#### [Work instruction]
Copy the records exactly, leaving out every picture.

Component data from apps and pages:
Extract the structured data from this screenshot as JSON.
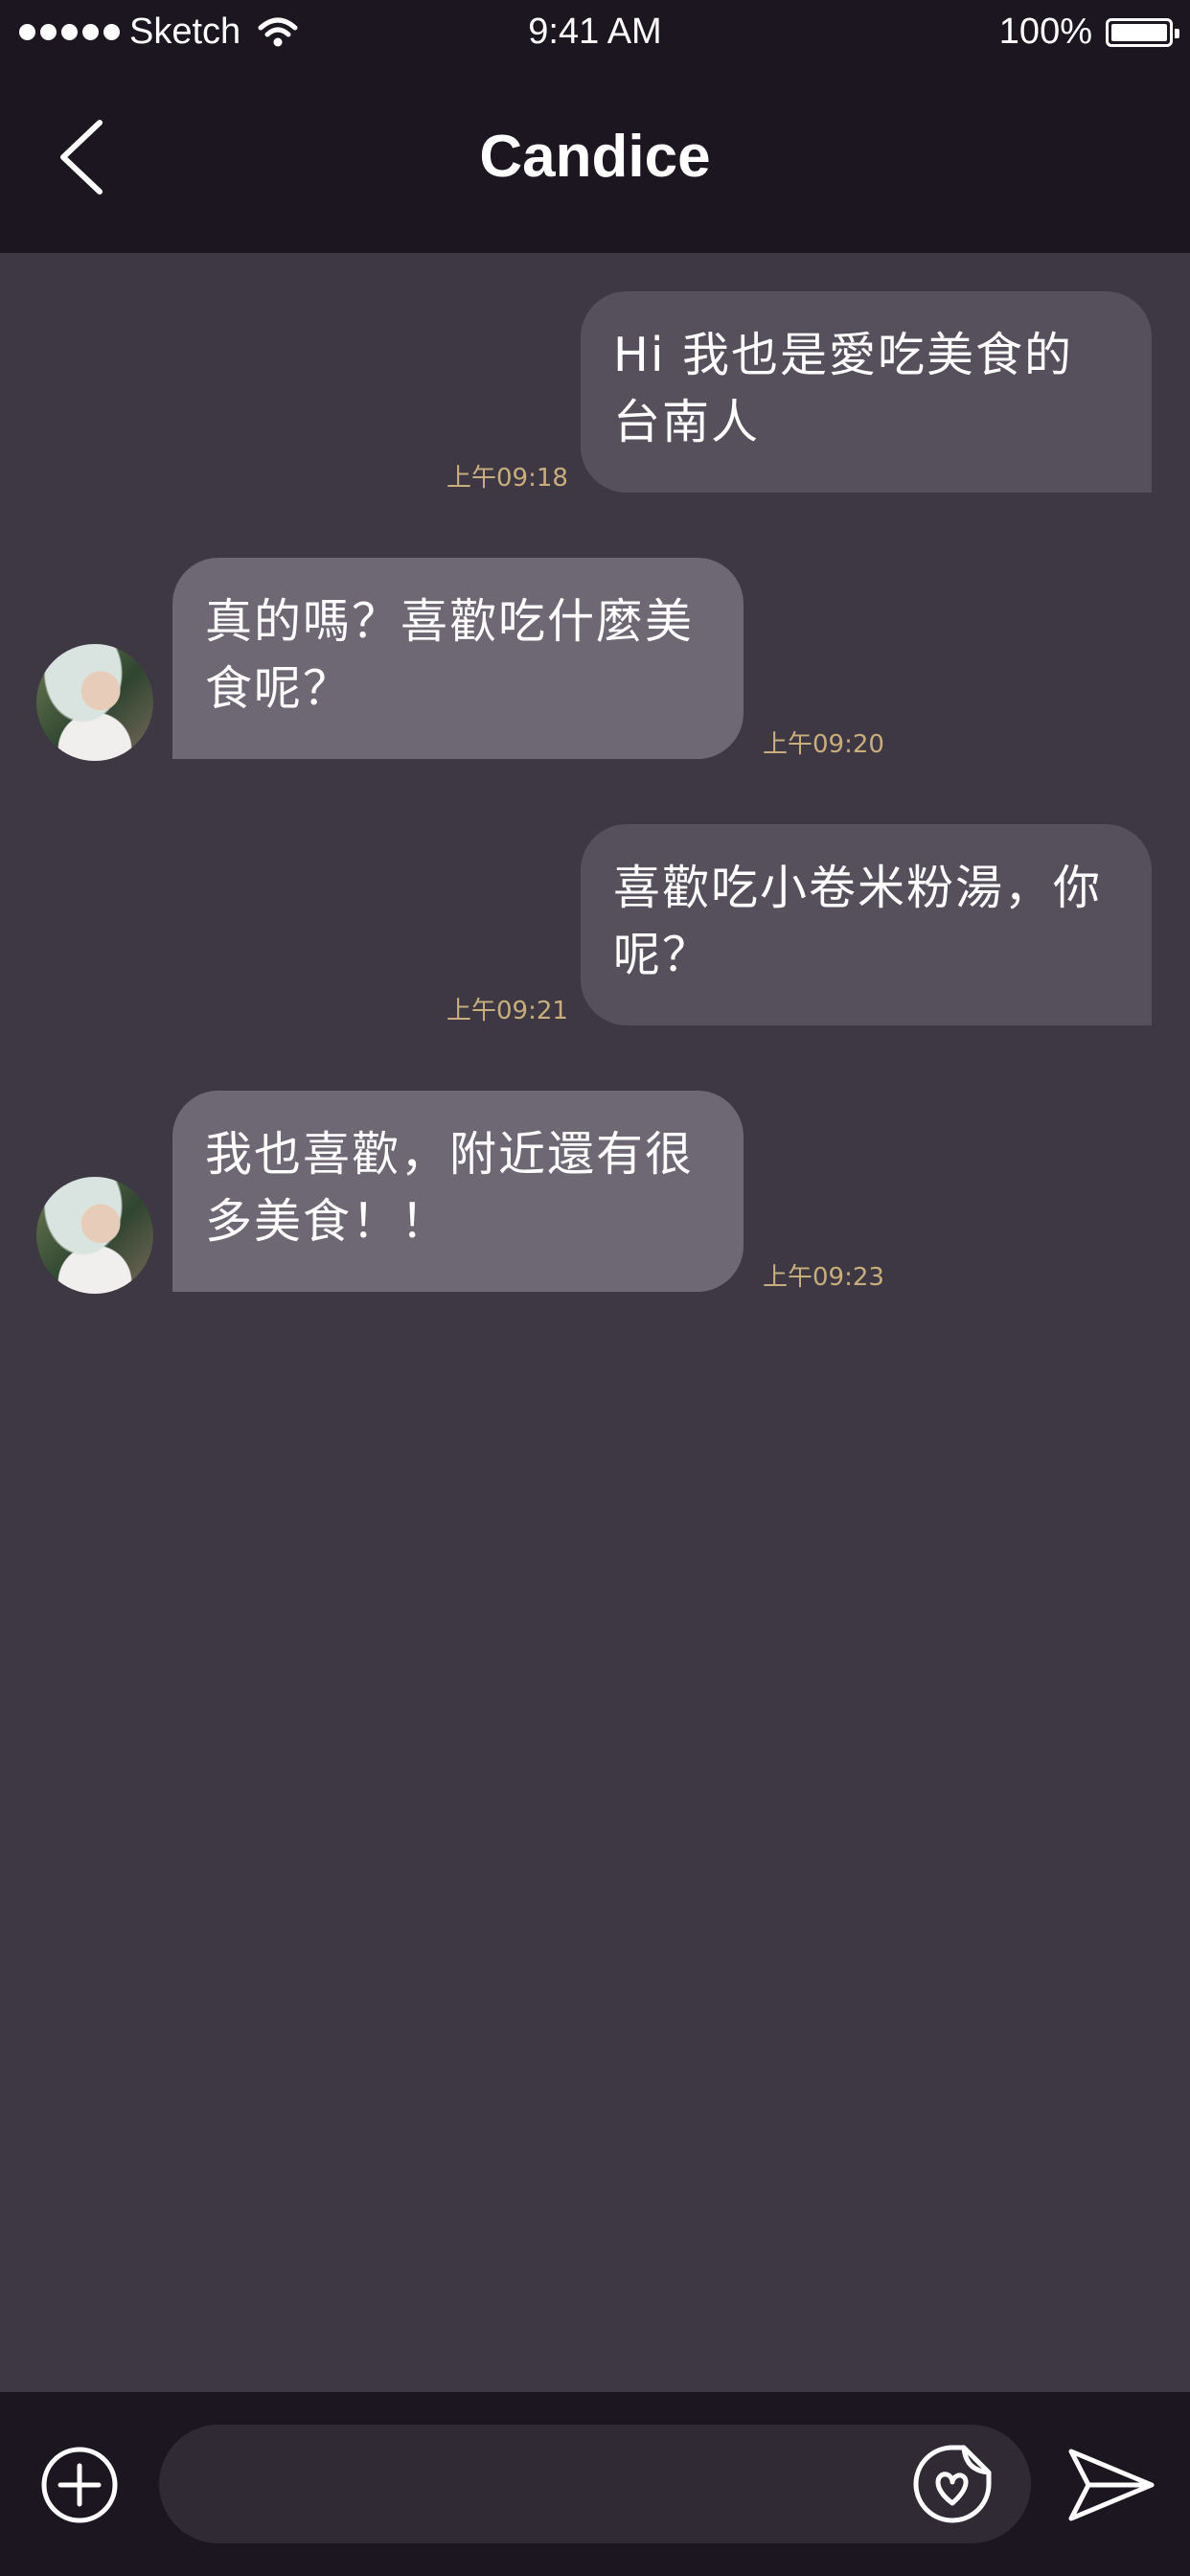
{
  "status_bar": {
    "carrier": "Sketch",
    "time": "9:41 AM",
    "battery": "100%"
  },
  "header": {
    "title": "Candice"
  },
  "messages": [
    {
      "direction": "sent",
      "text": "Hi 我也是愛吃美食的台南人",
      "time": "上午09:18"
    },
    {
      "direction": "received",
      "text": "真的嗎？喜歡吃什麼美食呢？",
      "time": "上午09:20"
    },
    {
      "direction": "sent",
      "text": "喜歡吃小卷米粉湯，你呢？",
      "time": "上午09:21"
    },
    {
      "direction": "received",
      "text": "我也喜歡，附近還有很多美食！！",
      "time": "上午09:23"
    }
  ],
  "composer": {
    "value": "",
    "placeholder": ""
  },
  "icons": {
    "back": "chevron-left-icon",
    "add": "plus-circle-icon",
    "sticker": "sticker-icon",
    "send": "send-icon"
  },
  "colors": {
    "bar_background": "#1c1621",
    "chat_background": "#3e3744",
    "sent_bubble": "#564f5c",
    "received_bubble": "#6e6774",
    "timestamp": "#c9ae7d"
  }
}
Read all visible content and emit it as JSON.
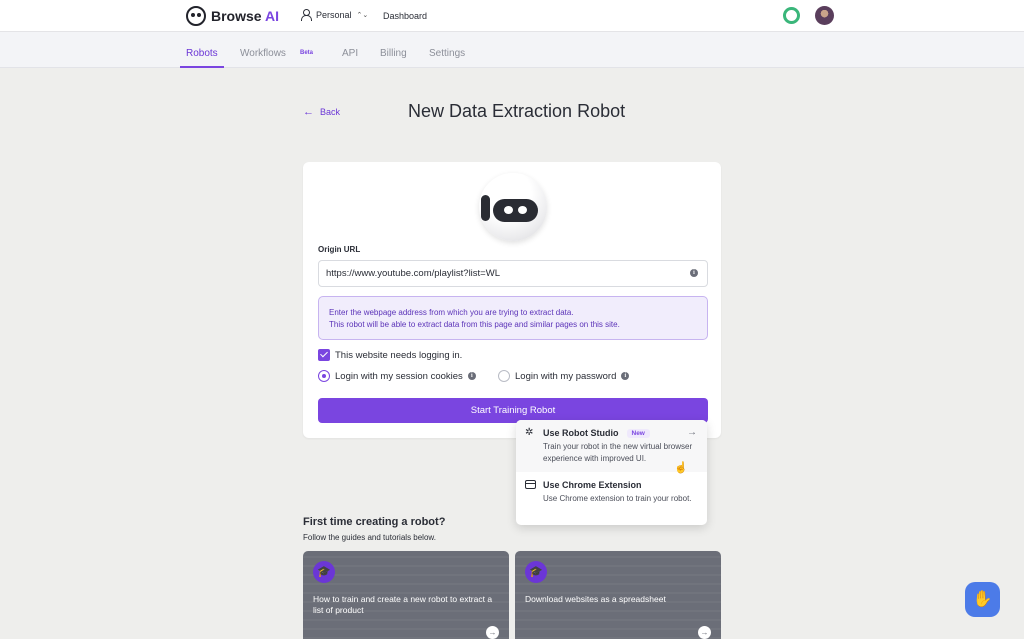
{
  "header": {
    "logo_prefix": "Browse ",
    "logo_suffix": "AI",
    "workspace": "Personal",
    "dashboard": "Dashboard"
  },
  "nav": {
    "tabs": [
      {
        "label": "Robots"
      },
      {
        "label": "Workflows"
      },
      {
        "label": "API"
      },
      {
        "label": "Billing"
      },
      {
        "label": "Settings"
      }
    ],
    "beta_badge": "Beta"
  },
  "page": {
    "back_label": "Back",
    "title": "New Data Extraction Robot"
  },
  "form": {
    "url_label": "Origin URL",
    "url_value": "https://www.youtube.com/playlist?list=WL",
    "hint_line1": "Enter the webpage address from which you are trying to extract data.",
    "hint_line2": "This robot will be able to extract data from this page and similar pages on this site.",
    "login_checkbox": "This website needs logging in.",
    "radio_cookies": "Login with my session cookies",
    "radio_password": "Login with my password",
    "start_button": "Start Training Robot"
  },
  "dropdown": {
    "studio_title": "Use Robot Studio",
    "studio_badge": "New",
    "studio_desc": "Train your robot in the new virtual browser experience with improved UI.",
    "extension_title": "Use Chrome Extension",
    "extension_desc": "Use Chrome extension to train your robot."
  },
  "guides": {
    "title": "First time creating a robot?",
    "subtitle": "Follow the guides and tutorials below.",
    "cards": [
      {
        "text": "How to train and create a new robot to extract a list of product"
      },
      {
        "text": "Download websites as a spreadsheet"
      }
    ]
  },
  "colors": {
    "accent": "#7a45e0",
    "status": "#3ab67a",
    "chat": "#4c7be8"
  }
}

#### [Exercise response]
Extract the structured data from this screenshot as JSON.
{
  "status_bar": {
    "carrier": "Sketch",
    "time": "9:41 AM",
    "battery": "100%"
  },
  "header": {
    "title": "Candice"
  },
  "messages": [
    {
      "direction": "sent",
      "text": "Hi 我也是愛吃美食的台南人",
      "time": "上午09:18"
    },
    {
      "direction": "received",
      "text": "真的嗎？喜歡吃什麼美食呢？",
      "time": "上午09:20"
    },
    {
      "direction": "sent",
      "text": "喜歡吃小卷米粉湯，你呢？",
      "time": "上午09:21"
    },
    {
      "direction": "received",
      "text": "我也喜歡，附近還有很多美食！！",
      "time": "上午09:23"
    }
  ],
  "composer": {
    "value": "",
    "placeholder": ""
  },
  "icons": {
    "back": "chevron-left-icon",
    "add": "plus-circle-icon",
    "sticker": "sticker-icon",
    "send": "send-icon"
  },
  "colors": {
    "bar_background": "#1c1621",
    "chat_background": "#3e3744",
    "sent_bubble": "#564f5c",
    "received_bubble": "#6e6774",
    "timestamp": "#c9ae7d"
  }
}
Read all visible content and emit it as JSON.
{
  "header": {
    "logo_prefix": "Browse ",
    "logo_suffix": "AI",
    "workspace": "Personal",
    "dashboard": "Dashboard"
  },
  "nav": {
    "tabs": [
      {
        "label": "Robots"
      },
      {
        "label": "Workflows"
      },
      {
        "label": "API"
      },
      {
        "label": "Billing"
      },
      {
        "label": "Settings"
      }
    ],
    "beta_badge": "Beta"
  },
  "page": {
    "back_label": "Back",
    "title": "New Data Extraction Robot"
  },
  "form": {
    "url_label": "Origin URL",
    "url_value": "https://www.youtube.com/playlist?list=WL",
    "hint_line1": "Enter the webpage address from which you are trying to extract data.",
    "hint_line2": "This robot will be able to extract data from this page and similar pages on this site.",
    "login_checkbox": "This website needs logging in.",
    "radio_cookies": "Login with my session cookies",
    "radio_password": "Login with my password",
    "start_button": "Start Training Robot"
  },
  "dropdown": {
    "studio_title": "Use Robot Studio",
    "studio_badge": "New",
    "studio_desc": "Train your robot in the new virtual browser experience with improved UI.",
    "extension_title": "Use Chrome Extension",
    "extension_desc": "Use Chrome extension to train your robot."
  },
  "guides": {
    "title": "First time creating a robot?",
    "subtitle": "Follow the guides and tutorials below.",
    "cards": [
      {
        "text": "How to train and create a new robot to extract a list of product"
      },
      {
        "text": "Download websites as a spreadsheet"
      }
    ]
  },
  "colors": {
    "accent": "#7a45e0",
    "status": "#3ab67a",
    "chat": "#4c7be8"
  }
}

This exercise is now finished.